» **Dataset content**
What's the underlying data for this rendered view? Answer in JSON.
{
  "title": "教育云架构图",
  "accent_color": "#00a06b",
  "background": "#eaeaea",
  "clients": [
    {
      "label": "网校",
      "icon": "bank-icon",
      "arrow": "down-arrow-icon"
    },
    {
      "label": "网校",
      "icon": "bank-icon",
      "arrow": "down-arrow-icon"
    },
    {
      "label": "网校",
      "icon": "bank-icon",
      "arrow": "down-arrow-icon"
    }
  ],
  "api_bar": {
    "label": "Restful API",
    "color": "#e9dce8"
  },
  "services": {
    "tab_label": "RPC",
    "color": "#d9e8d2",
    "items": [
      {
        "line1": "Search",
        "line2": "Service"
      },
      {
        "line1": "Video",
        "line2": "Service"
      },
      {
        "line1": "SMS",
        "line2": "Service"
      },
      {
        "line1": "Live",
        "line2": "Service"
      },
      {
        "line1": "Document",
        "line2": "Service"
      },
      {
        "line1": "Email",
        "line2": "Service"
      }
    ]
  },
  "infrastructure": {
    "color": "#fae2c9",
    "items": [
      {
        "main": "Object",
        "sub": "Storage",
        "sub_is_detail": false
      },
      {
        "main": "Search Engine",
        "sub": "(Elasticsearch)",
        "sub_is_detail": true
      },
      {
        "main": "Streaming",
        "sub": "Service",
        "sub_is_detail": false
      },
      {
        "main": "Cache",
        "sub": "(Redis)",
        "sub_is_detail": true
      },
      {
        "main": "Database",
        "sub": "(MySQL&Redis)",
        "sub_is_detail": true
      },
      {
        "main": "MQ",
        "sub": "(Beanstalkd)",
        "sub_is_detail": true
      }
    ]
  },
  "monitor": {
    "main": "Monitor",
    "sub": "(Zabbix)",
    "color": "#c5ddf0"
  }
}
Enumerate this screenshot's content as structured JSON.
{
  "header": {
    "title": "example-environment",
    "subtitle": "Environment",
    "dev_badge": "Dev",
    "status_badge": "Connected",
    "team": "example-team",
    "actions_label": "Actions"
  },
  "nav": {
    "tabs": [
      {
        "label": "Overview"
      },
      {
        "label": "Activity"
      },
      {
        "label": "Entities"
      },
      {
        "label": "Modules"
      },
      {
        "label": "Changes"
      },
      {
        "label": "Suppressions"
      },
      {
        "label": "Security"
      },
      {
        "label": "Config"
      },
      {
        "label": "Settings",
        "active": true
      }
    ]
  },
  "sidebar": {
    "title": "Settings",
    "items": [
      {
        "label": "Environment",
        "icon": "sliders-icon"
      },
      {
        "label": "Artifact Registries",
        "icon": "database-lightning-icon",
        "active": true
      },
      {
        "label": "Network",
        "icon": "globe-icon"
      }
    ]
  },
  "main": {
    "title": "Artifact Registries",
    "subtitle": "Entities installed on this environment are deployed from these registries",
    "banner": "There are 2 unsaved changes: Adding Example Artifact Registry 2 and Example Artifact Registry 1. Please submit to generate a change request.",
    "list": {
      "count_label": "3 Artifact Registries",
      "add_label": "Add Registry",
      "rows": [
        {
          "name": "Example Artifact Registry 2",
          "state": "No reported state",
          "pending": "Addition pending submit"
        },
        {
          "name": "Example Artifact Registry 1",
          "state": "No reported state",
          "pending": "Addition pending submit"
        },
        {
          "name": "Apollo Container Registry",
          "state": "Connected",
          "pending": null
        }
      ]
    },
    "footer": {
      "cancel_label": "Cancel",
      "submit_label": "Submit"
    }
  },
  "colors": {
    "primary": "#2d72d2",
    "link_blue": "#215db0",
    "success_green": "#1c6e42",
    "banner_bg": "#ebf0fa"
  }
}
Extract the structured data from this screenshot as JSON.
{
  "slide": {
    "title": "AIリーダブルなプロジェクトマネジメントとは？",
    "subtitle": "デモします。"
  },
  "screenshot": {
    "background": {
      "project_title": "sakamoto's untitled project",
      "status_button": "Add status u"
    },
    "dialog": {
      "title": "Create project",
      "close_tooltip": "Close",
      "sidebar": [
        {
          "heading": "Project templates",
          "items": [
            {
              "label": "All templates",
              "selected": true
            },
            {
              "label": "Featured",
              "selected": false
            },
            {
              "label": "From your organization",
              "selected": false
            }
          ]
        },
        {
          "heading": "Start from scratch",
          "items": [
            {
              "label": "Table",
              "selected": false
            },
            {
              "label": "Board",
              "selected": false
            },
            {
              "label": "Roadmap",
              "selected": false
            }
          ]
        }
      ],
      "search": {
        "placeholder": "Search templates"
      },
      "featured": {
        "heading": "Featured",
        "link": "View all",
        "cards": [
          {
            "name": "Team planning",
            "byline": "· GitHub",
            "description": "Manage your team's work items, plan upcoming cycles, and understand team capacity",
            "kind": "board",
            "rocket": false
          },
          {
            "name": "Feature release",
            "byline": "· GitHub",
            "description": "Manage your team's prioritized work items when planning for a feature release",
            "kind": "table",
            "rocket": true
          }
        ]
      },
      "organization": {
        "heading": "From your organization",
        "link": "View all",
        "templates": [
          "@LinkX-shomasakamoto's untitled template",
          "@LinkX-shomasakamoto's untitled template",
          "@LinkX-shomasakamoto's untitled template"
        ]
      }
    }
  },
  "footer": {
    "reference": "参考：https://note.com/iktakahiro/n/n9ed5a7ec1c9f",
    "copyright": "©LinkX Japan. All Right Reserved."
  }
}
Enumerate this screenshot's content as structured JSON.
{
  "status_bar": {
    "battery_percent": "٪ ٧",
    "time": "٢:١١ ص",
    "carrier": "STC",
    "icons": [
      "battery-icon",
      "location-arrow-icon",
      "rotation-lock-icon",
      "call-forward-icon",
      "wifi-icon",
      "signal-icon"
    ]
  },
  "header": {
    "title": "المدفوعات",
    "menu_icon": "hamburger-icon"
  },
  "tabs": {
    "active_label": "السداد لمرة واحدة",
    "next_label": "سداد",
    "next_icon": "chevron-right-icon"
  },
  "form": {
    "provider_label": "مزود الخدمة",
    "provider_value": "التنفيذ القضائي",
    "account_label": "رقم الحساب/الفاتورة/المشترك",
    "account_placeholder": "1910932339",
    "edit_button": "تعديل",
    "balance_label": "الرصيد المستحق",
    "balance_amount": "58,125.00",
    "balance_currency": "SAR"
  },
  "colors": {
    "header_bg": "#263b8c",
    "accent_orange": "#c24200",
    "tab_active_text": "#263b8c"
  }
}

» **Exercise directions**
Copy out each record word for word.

» **Reply to the task**
What's the underlying data for this rendered view? Answer in JSON.
{
  "title": "教育云架构图",
  "accent_color": "#00a06b",
  "background": "#eaeaea",
  "clients": [
    {
      "label": "网校",
      "icon": "bank-icon",
      "arrow": "down-arrow-icon"
    },
    {
      "label": "网校",
      "icon": "bank-icon",
      "arrow": "down-arrow-icon"
    },
    {
      "label": "网校",
      "icon": "bank-icon",
      "arrow": "down-arrow-icon"
    }
  ],
  "api_bar": {
    "label": "Restful API",
    "color": "#e9dce8"
  },
  "services": {
    "tab_label": "RPC",
    "color": "#d9e8d2",
    "items": [
      {
        "line1": "Search",
        "line2": "Service"
      },
      {
        "line1": "Video",
        "line2": "Service"
      },
      {
        "line1": "SMS",
        "line2": "Service"
      },
      {
        "line1": "Live",
        "line2": "Service"
      },
      {
        "line1": "Document",
        "line2": "Service"
      },
      {
        "line1": "Email",
        "line2": "Service"
      }
    ]
  },
  "infrastructure": {
    "color": "#fae2c9",
    "items": [
      {
        "main": "Object",
        "sub": "Storage",
        "sub_is_detail": false
      },
      {
        "main": "Search Engine",
        "sub": "(Elasticsearch)",
        "sub_is_detail": true
      },
      {
        "main": "Streaming",
        "sub": "Service",
        "sub_is_detail": false
      },
      {
        "main": "Cache",
        "sub": "(Redis)",
        "sub_is_detail": true
      },
      {
        "main": "Database",
        "sub": "(MySQL&Redis)",
        "sub_is_detail": true
      },
      {
        "main": "MQ",
        "sub": "(Beanstalkd)",
        "sub_is_detail": true
      }
    ]
  },
  "monitor": {
    "main": "Monitor",
    "sub": "(Zabbix)",
    "color": "#c5ddf0"
  }
}
Enumerate this screenshot's content as structured JSON.
{
  "header": {
    "title": "example-environment",
    "subtitle": "Environment",
    "dev_badge": "Dev",
    "status_badge": "Connected",
    "team": "example-team",
    "actions_label": "Actions"
  },
  "nav": {
    "tabs": [
      {
        "label": "Overview"
      },
      {
        "label": "Activity"
      },
      {
        "label": "Entities"
      },
      {
        "label": "Modules"
      },
      {
        "label": "Changes"
      },
      {
        "label": "Suppressions"
      },
      {
        "label": "Security"
      },
      {
        "label": "Config"
      },
      {
        "label": "Settings",
        "active": true
      }
    ]
  },
  "sidebar": {
    "title": "Settings",
    "items": [
      {
        "label": "Environment",
        "icon": "sliders-icon"
      },
      {
        "label": "Artifact Registries",
        "icon": "database-lightning-icon",
        "active": true
      },
      {
        "label": "Network",
        "icon": "globe-icon"
      }
    ]
  },
  "main": {
    "title": "Artifact Registries",
    "subtitle": "Entities installed on this environment are deployed from these registries",
    "banner": "There are 2 unsaved changes: Adding Example Artifact Registry 2 and Example Artifact Registry 1. Please submit to generate a change request.",
    "list": {
      "count_label": "3 Artifact Registries",
      "add_label": "Add Registry",
      "rows": [
        {
          "name": "Example Artifact Registry 2",
          "state": "No reported state",
          "pending": "Addition pending submit"
        },
        {
          "name": "Example Artifact Registry 1",
          "state": "No reported state",
          "pending": "Addition pending submit"
        },
        {
          "name": "Apollo Container Registry",
          "state": "Connected",
          "pending": null
        }
      ]
    },
    "footer": {
      "cancel_label": "Cancel",
      "submit_label": "Submit"
    }
  },
  "colors": {
    "primary": "#2d72d2",
    "link_blue": "#215db0",
    "success_green": "#1c6e42",
    "banner_bg": "#ebf0fa"
  }
}
Extract the structured data from this screenshot as JSON.
{
  "slide": {
    "title": "AIリーダブルなプロジェクトマネジメントとは？",
    "subtitle": "デモします。"
  },
  "screenshot": {
    "background": {
      "project_title": "sakamoto's untitled project",
      "status_button": "Add status u"
    },
    "dialog": {
      "title": "Create project",
      "close_tooltip": "Close",
      "sidebar": [
        {
          "heading": "Project templates",
          "items": [
            {
              "label": "All templates",
              "selected": true
            },
            {
              "label": "Featured",
              "selected": false
            },
            {
              "label": "From your organization",
              "selected": false
            }
          ]
        },
        {
          "heading": "Start from scratch",
          "items": [
            {
              "label": "Table",
              "selected": false
            },
            {
              "label": "Board",
              "selected": false
            },
            {
              "label": "Roadmap",
              "selected": false
            }
          ]
        }
      ],
      "search": {
        "placeholder": "Search templates"
      },
      "featured": {
        "heading": "Featured",
        "link": "View all",
        "cards": [
          {
            "name": "Team planning",
            "byline": "· GitHub",
            "description": "Manage your team's work items, plan upcoming cycles, and understand team capacity",
            "kind": "board",
            "rocket": false
          },
          {
            "name": "Feature release",
            "byline": "· GitHub",
            "description": "Manage your team's prioritized work items when planning for a feature release",
            "kind": "table",
            "rocket": true
          }
        ]
      },
      "organization": {
        "heading": "From your organization",
        "link": "View all",
        "templates": [
          "@LinkX-shomasakamoto's untitled template",
          "@LinkX-shomasakamoto's untitled template",
          "@LinkX-shomasakamoto's untitled template"
        ]
      }
    }
  },
  "footer": {
    "reference": "参考：https://note.com/iktakahiro/n/n9ed5a7ec1c9f",
    "copyright": "©LinkX Japan. All Right Reserved."
  }
}
Enumerate this screenshot's content as structured JSON.
{
  "status_bar": {
    "battery_percent": "٪ ٧",
    "time": "٢:١١ ص",
    "carrier": "STC",
    "icons": [
      "battery-icon",
      "location-arrow-icon",
      "rotation-lock-icon",
      "call-forward-icon",
      "wifi-icon",
      "signal-icon"
    ]
  },
  "header": {
    "title": "المدفوعات",
    "menu_icon": "hamburger-icon"
  },
  "tabs": {
    "active_label": "السداد لمرة واحدة",
    "next_label": "سداد",
    "next_icon": "chevron-right-icon"
  },
  "form": {
    "provider_label": "مزود الخدمة",
    "provider_value": "التنفيذ القضائي",
    "account_label": "رقم الحساب/الفاتورة/المشترك",
    "account_placeholder": "1910932339",
    "edit_button": "تعديل",
    "balance_label": "الرصيد المستحق",
    "balance_amount": "58,125.00",
    "balance_currency": "SAR"
  },
  "colors": {
    "header_bg": "#263b8c",
    "accent_orange": "#c24200",
    "tab_active_text": "#263b8c"
  }
}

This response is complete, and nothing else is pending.